Chatting with Courtney & Laura from I Heart Dead Things

A few weeks ago I had the privilege to sit down and have an amazing chat with Courtney Iseman and Laura Wasson over at the I Heart Dead Things Podcast we talked all things death, olfaction, and dived into some of my work that has appeared recently in Order of the Good Death and Death and the…

The Death/Scent Reading List

Over the last year I have had several requests for more information and deeper reads on subjects brought up on the blog. So after banging around my shelves a bit, here is the Death/Scent reading list. Some of them are staples of both olfactive and death literature, others are weird and wonderful deep cuts.  This…

The Carrion Flowers

When I was a teenager I pretended that I didn’t like flowers, “They’re the genitals of plants why would I want those as a gift, gross!” I made a huge show about telling everyone how much I hated them. Clubs in my school routinely sold flowers for fundraisers. While the idea is nice, in the…

Oud, the Wounded Hearts of Sacred Trees

If you are a Fummie, you know Oud and its sweet balsamic smokey woodiness. It is also one of the rarest, and most beautiful scent ingredients who’s path to your bottle is so strange it seems almost mythical. It is also in danger of being lost forever.

The Queen of the Poison Garden, Atropa Belladonna

When I was a girl, I went for a walk in the forest with my family.

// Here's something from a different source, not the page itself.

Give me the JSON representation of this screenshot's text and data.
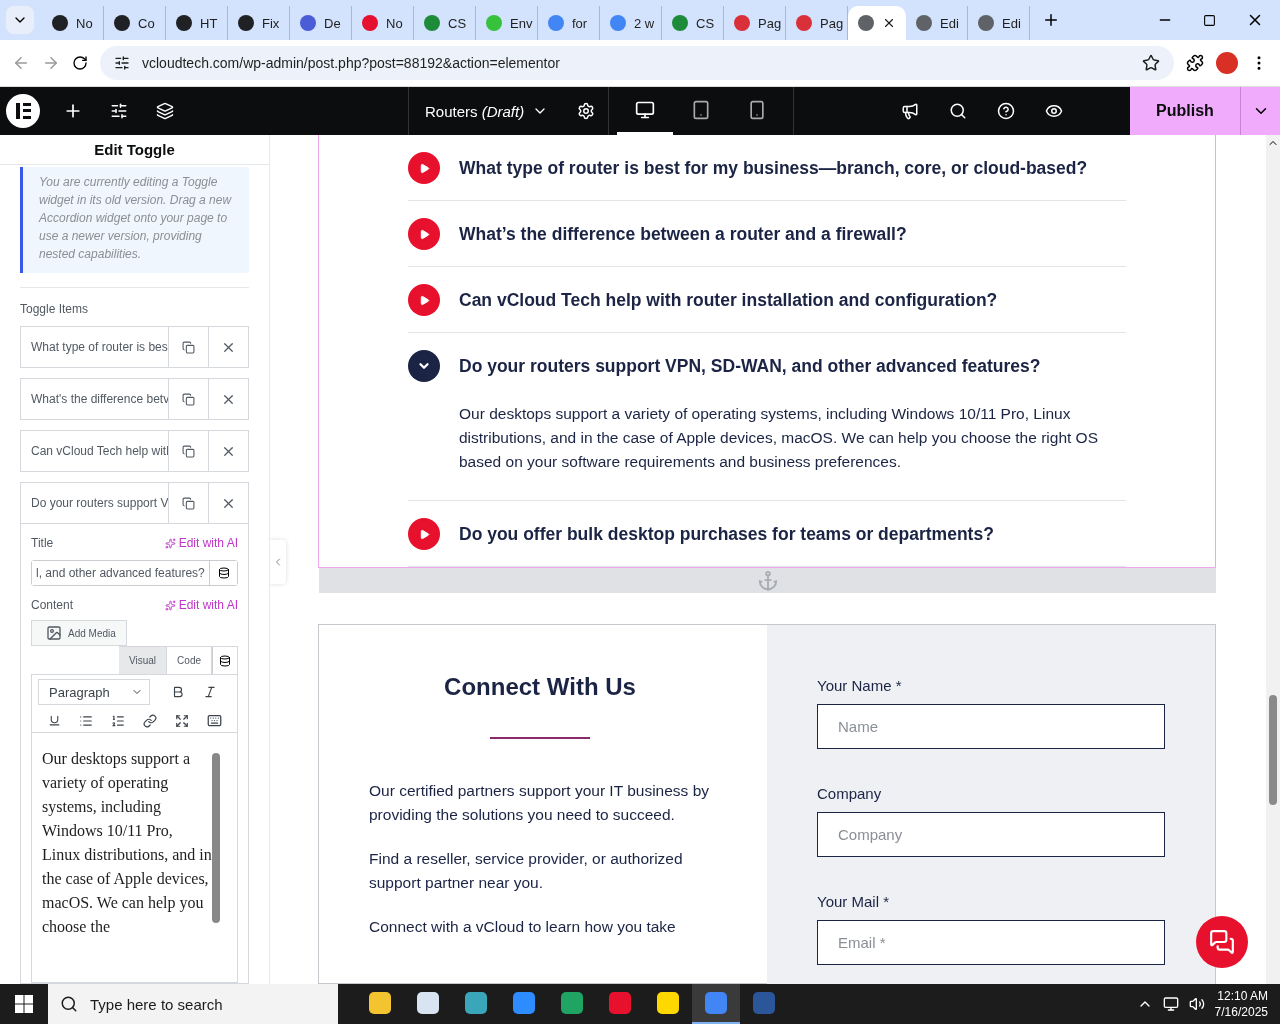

While prancing about, as I was wont to do, I came across a bush of the most beautiful berries surrounded by flowers that looked, to me, like small purple bluebells. I was young, but I remember the allure of…

Poisoned Garden: Datura

Remember kids, the most toxic plants are often the most innocent-looking and alluring. Datura is a girly sweet-floral, but its other names give away its true nature (Devil’s Trumpets, Hell’s Bells, Poisoned Moon Flower).

An Apple of Whale Poop a Day Keeps The Black Death at Bay

If you are a lover of perfumes, you have many joys, one of them is getting to explain the mystical substance known as Ambergris to the unsuspecting.  Aged Ambergris (literally gray amber) has an earthy mildly marine sweetness. Think of warm, sea-salted skin after a day of sailing. 

Field Notes?

Who doesn’t like a play on words….oh…everyone according to my husband, but nevermind. In Field Notes,